Ensuring strong AI governance

At Wolt, we have an AI Usage Standard that defines how machine learning (ML) or AI solutions may be used. Whenever someone wants to use such a system at Wolt, there are three things they must go through:

  • Conduct a risk analysis 
  • Follow purpose-specific guidelines for specific usage scenarios of AI/ML
  • Follow general requirements that apply to AI/ML

Our AI governance is dynamic in nature. We constantly develop it further to make sure it meets our current and future needs.

Risk analysis

For any new or substantially altered application of AI, a comprehensive risk analysis is essential. This includes conducting Data Protection Impact Assessments if personal data is involved, and performing Transfer Impact Assessments if data is to be transferred out of the EU or processed by non-EU entities not covered by the EU Commission’s adequacy decision. 

When a new third-party vendor is involved, a specific onboarding process must be followed, including various checks and considerations. This process also includes Intellectual Property Rights considerations in cases involving generative AI. Additionally, before deploying any AI system, a thorough evaluation of implementation-specific risks, including security threat modeling, is needed. 

Purpose-specific guidelines

Depending on the purpose of the AI system, there are specific guidelines that have to be followed. For example, if a system is intended to be used for AI-based code generation, the generated code has to go through human review as there might be a risk that the automatically generated code would have security vulnerabilities.

General requirements

The AI Usage Standard also demands that any usage of an AI system needs to follow certain general requirements to ensure the safety and privacy of our users and partners. These are as follows: 

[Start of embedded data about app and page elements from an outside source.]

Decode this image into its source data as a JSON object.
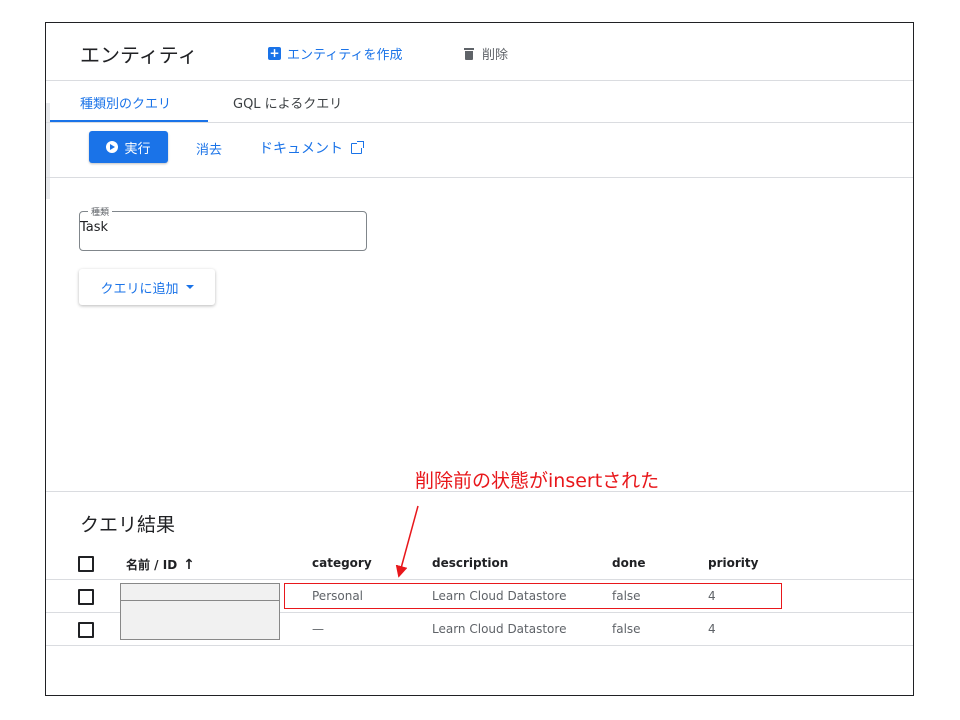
{
  "header": {
    "title": "エンティティ",
    "create_label": "エンティティを作成",
    "delete_label": "削除"
  },
  "tabs": [
    {
      "label": "種類別のクエリ",
      "active": true
    },
    {
      "label": "GQL によるクエリ",
      "active": false
    }
  ],
  "toolbar": {
    "run_label": "実行",
    "clear_label": "消去",
    "docs_label": "ドキュメント"
  },
  "kind_field": {
    "label": "種類",
    "value": "Task"
  },
  "add_query_label": "クエリに追加",
  "results": {
    "title": "クエリ結果",
    "columns": [
      "名前 / ID",
      "category",
      "description",
      "done",
      "priority"
    ],
    "rows": [
      {
        "name": "",
        "category": "Personal",
        "description": "Learn Cloud Datastore",
        "done": "false",
        "priority": "4"
      },
      {
        "name": "",
        "category": "—",
        "description": "Learn Cloud Datastore",
        "done": "false",
        "priority": "4"
      }
    ]
  },
  "annotation": {
    "text": "削除前の状態がinsertされた",
    "color": "#e8171b"
  },
  "colors": {
    "accent": "#1a73e8",
    "annotation": "#e8171b"
  }
}
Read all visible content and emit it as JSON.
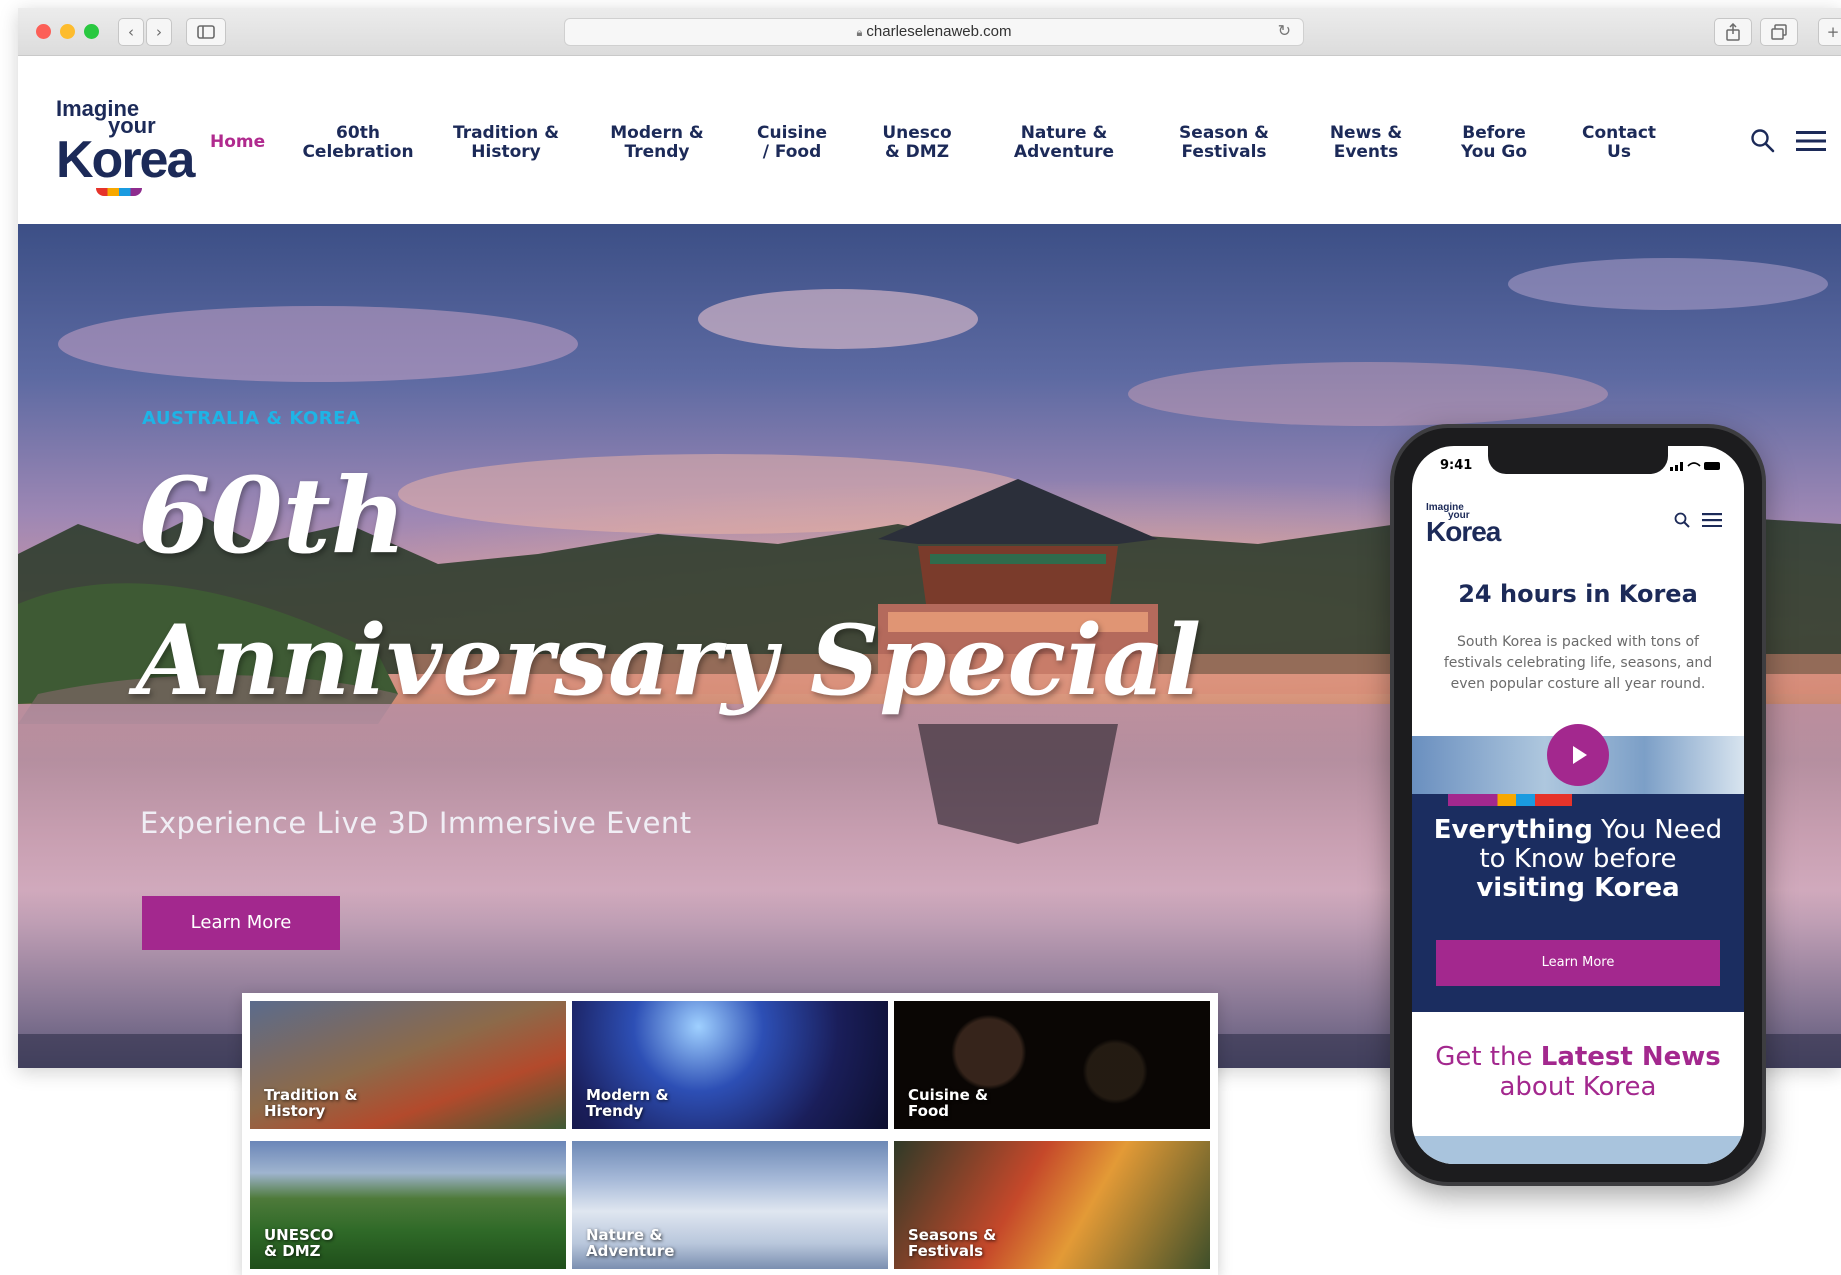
{
  "browser": {
    "url": "charleselenaweb.com",
    "back": "‹",
    "forward": "›"
  },
  "logo": {
    "line1": "Imagine",
    "line2": "your",
    "line3": "Korea"
  },
  "nav": {
    "home": "Home",
    "items": [
      "60th\nCelebration",
      "Tradition &\nHistory",
      "Modern &\nTrendy",
      "Cuisine\n/ Food",
      "Unesco\n& DMZ",
      "Nature &\nAdventure",
      "Season &\nFestivals",
      "News &\nEvents",
      "Before\nYou Go",
      "Contact\nUs"
    ]
  },
  "hero": {
    "kicker": "AUSTRALIA & KOREA",
    "title_line1": "60th",
    "title_line2": "Anniversary Special",
    "subtitle": "Experience Live 3D Immersive Event",
    "cta": "Learn More"
  },
  "tiles": [
    {
      "label": "Tradition &\nHistory"
    },
    {
      "label": "Modern &\nTrendy"
    },
    {
      "label": "Cuisine &\nFood"
    },
    {
      "label": "UNESCO\n& DMZ"
    },
    {
      "label": "Nature &\nAdventure"
    },
    {
      "label": "Seasons &\nFestivals"
    }
  ],
  "phone": {
    "time": "9:41",
    "logo": {
      "line1": "Imagine",
      "line2": "your",
      "line3": "Korea"
    },
    "title": "24 hours in Korea",
    "body": "South Korea is packed with tons of festivals celebrating life, seasons, and even popular costure all year round.",
    "navy_title_bold1": "Everything",
    "navy_title_rest1": " You Need",
    "navy_title_line2": "to Know before",
    "navy_title_bold3": "visiting Korea",
    "cta": "Learn More",
    "news_plain": "Get the ",
    "news_bold": "Latest News",
    "news_line2": "about Korea"
  },
  "colors": {
    "navy": "#1c2a58",
    "magenta": "#a3288e",
    "kicker_blue": "#1eb4e6"
  }
}
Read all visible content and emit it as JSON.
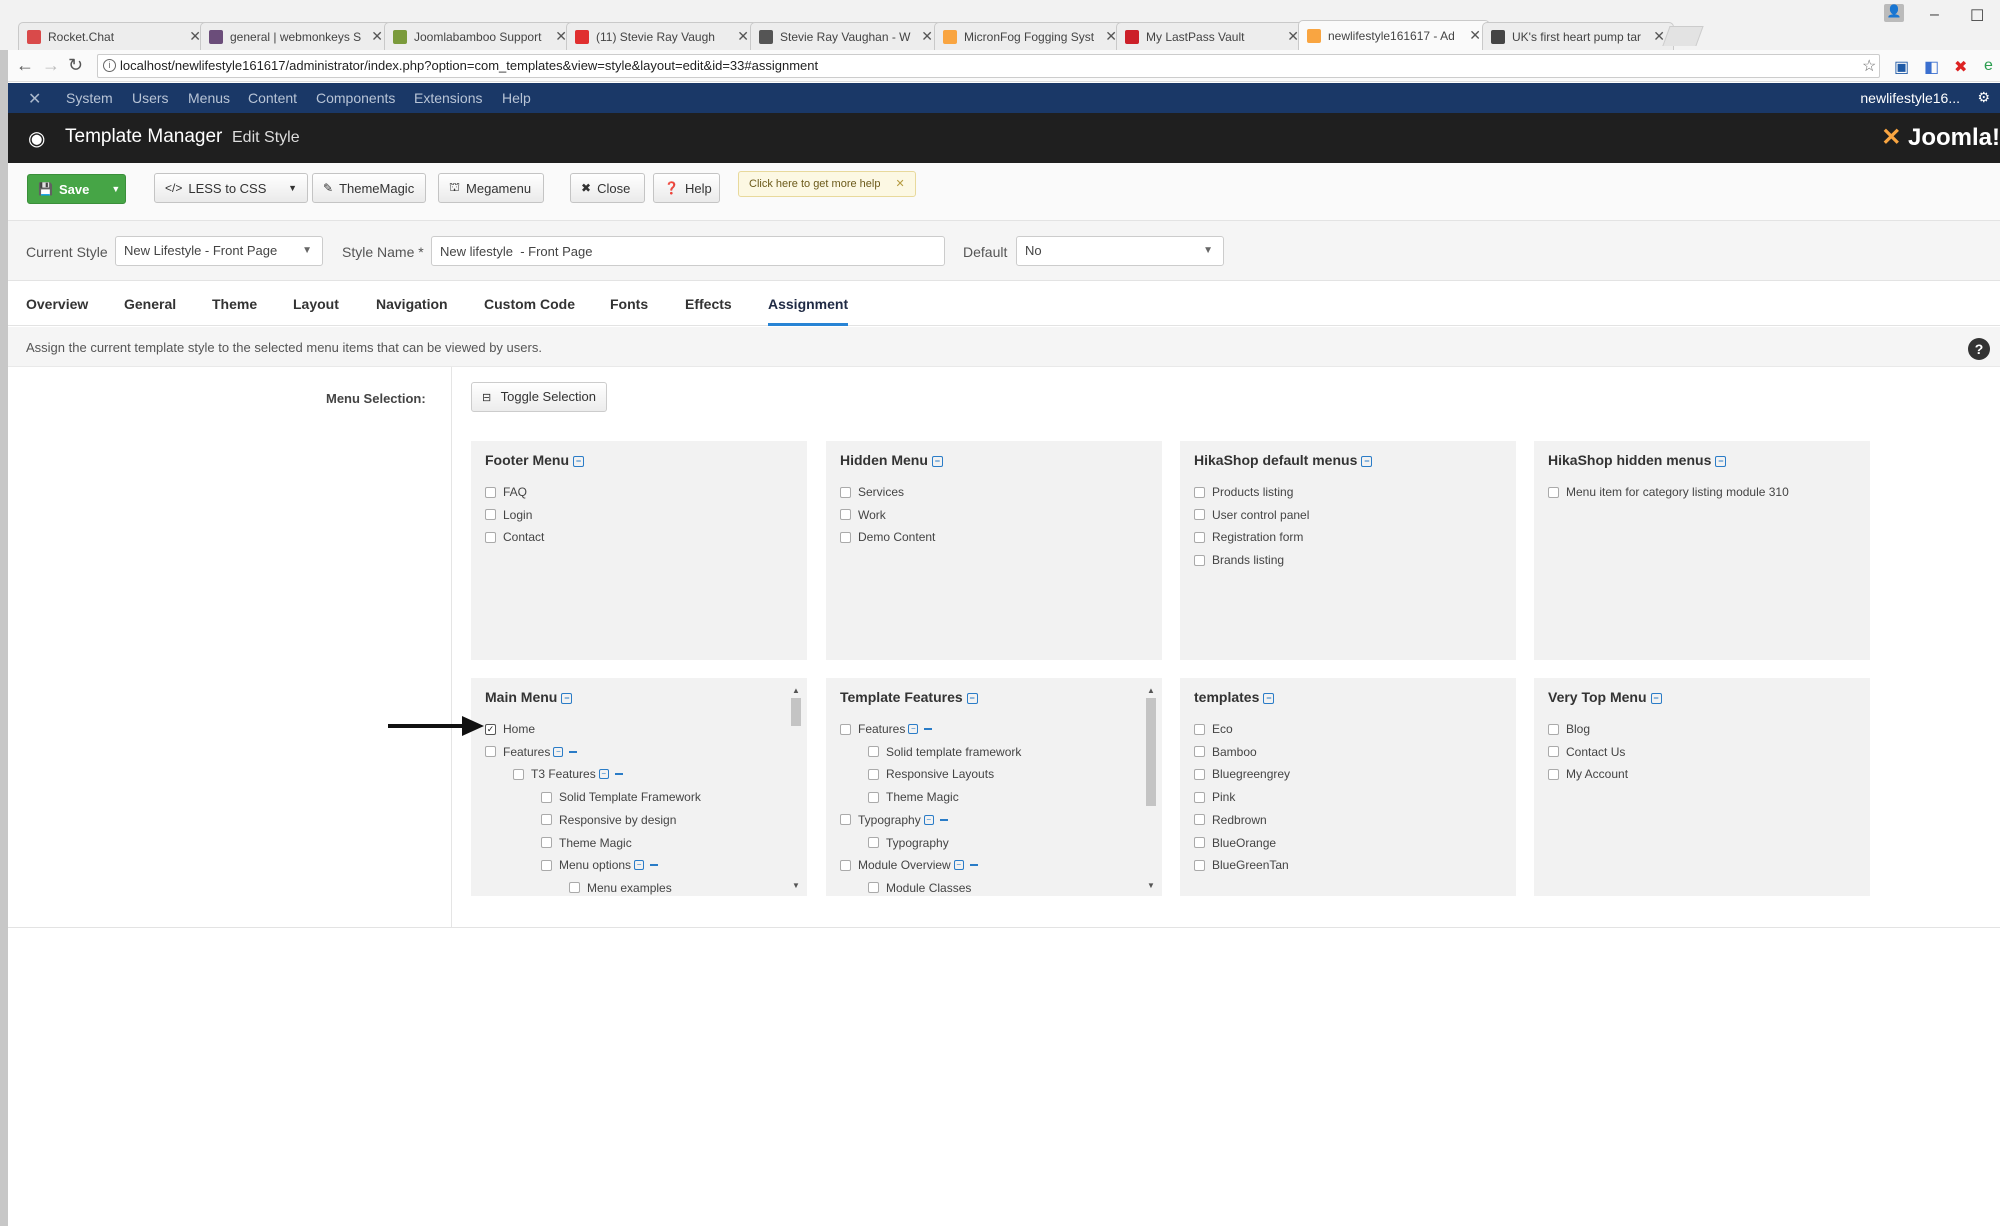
{
  "browser": {
    "tabs": [
      {
        "title": "Rocket.Chat",
        "icon": "rocketchat-icon",
        "color": "#d94a4a"
      },
      {
        "title": "general | webmonkeys S",
        "icon": "slack-icon",
        "color": "#6b4d7a"
      },
      {
        "title": "Joomlabamboo Support",
        "icon": "bamboo-icon",
        "color": "#7b9b3c"
      },
      {
        "title": "(11) Stevie Ray Vaugh",
        "icon": "youtube-icon",
        "color": "#e02f2f"
      },
      {
        "title": "Stevie Ray Vaughan - W",
        "icon": "wikipedia-icon",
        "color": "#555555"
      },
      {
        "title": "MicronFog Fogging Syst",
        "icon": "joomla-icon",
        "color": "#f9a541"
      },
      {
        "title": "My LastPass Vault",
        "icon": "lastpass-icon",
        "color": "#cc2029"
      },
      {
        "title": "newlifestyle161617 - Ad",
        "icon": "joomla-icon",
        "color": "#f9a541"
      },
      {
        "title": "UK's first heart pump tar",
        "icon": "news-icon",
        "color": "#444444"
      }
    ],
    "url": "localhost/newlifestyle161617/administrator/index.php?option=com_templates&view=style&layout=edit&id=33#assignment"
  },
  "topnav": {
    "items": [
      "System",
      "Users",
      "Menus",
      "Content",
      "Components",
      "Extensions",
      "Help"
    ],
    "user": "newlifestyle16..."
  },
  "header": {
    "title": "Template Manager",
    "subtitle": "Edit Style",
    "brand": "Joomla!"
  },
  "toolbar": {
    "save": "Save",
    "less": "LESS to CSS",
    "thememagic": "ThemeMagic",
    "megamenu": "Megamenu",
    "close": "Close",
    "help": "Help",
    "tip": "Click here to get more help"
  },
  "style": {
    "current_label": "Current Style",
    "current_value": "New Lifestyle - Front Page",
    "name_label": "Style Name *",
    "name_value": "New lifestyle  - Front Page",
    "default_label": "Default",
    "default_value": "No"
  },
  "tabs": [
    "Overview",
    "General",
    "Theme",
    "Layout",
    "Navigation",
    "Custom Code",
    "Fonts",
    "Effects",
    "Assignment"
  ],
  "description": "Assign the current template style to the selected menu items that can be viewed by users.",
  "assignment": {
    "menu_selection_label": "Menu Selection:",
    "toggle_label": "Toggle Selection",
    "cards": [
      {
        "title": "Footer Menu",
        "items": [
          {
            "label": "FAQ"
          },
          {
            "label": "Login"
          },
          {
            "label": "Contact"
          }
        ]
      },
      {
        "title": "Hidden Menu",
        "items": [
          {
            "label": "Services"
          },
          {
            "label": "Work"
          },
          {
            "label": "Demo Content"
          }
        ]
      },
      {
        "title": "HikaShop default menus",
        "items": [
          {
            "label": "Products listing"
          },
          {
            "label": "User control panel"
          },
          {
            "label": "Registration form"
          },
          {
            "label": "Brands listing"
          }
        ]
      },
      {
        "title": "HikaShop hidden menus",
        "items": [
          {
            "label": "Menu item for category listing module 310"
          }
        ]
      },
      {
        "title": "Main Menu",
        "items": [
          {
            "label": "Home",
            "checked": true
          },
          {
            "label": "Features",
            "parent": true
          },
          {
            "label": "T3 Features",
            "parent": true
          },
          {
            "label": "Solid Template Framework"
          },
          {
            "label": "Responsive by design"
          },
          {
            "label": "Theme Magic"
          },
          {
            "label": "Menu options",
            "parent": true
          },
          {
            "label": "Menu examples"
          }
        ]
      },
      {
        "title": "Template Features",
        "items": [
          {
            "label": "Features",
            "parent": true
          },
          {
            "label": "Solid template framework"
          },
          {
            "label": "Responsive Layouts"
          },
          {
            "label": "Theme Magic"
          },
          {
            "label": "Typography",
            "parent": true
          },
          {
            "label": "Typography"
          },
          {
            "label": "Module Overview",
            "parent": true
          },
          {
            "label": "Module Classes"
          }
        ]
      },
      {
        "title": "templates",
        "items": [
          {
            "label": "Eco"
          },
          {
            "label": "Bamboo"
          },
          {
            "label": "Bluegreengrey"
          },
          {
            "label": "Pink"
          },
          {
            "label": "Redbrown"
          },
          {
            "label": "BlueOrange"
          },
          {
            "label": "BlueGreenTan"
          }
        ]
      },
      {
        "title": "Very Top Menu",
        "items": [
          {
            "label": "Blog"
          },
          {
            "label": "Contact Us"
          },
          {
            "label": "My Account"
          }
        ]
      }
    ]
  }
}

  • No autonomous automatic decisions: AI must not alone make automated decisions that have legal effects or similarly significantly affect an individual. In practice this means that the AI can mostly suggest alternatives, but the final decision should always be made and approved by a human. 
  • Don’t let generative AI speak for Wolt: The output of a generative AI should not be used in externally facing communications without a sufficient quality assurance action, to avoid a situation where a model would provide incorrect data with an implied authority
  • Enforce data retention periods: If the AI system will store personal data by itself, e.g., for model learning, validation, or fine-tuning, a data retention period must be defined and personal data storage must be aligned with Wolt’s data subject access rights and data deletion processes.
  • Ensure that AI systems are aligned with the legal basis of processing personal data: If the AI system processes personal data, it has to take account of the legal basis under which we process the data. For example, allow for the deletion of data, consent withdrawal or ensure options for restricting and objecting to processing.

The information on Wolt’s products and algorithms in this report are based on our operations as of February 2024 in Austria, Azerbaijan, Croatia, Cyprus, Czech Republic, Denmark, Estonia, Finland, Georgia, Greece, Hungary, Iceland, Israel, Japan, Kazakhstan, Latvia, Lithuania, Luxembourg, Malta, Norway, Poland, Serbia, Slovakia, Slovenia, Sweden. For more information, check out our Transparency web page.

About Wolt

About Wolt
Wolt is a Helsinki-based technology company that makes it incredibly easy to discover and get the best restaurants, grocery stores and other local shops delivered to you. To enable this, Wolt develops a wide range of technologies from local logistics to retail software and financial solutions, as well as operates its own grocery stores under the brand Wolt Market.

Wolt was founded in 2014 and joined forces with DoorDash in 2022. DoorDash operates in 31 countries today, 27 of which are with the Wolt product and brand.

Contact details

Related topics

Receive Wolt news on your RSS reader.

Or subscribe through Atom URL manually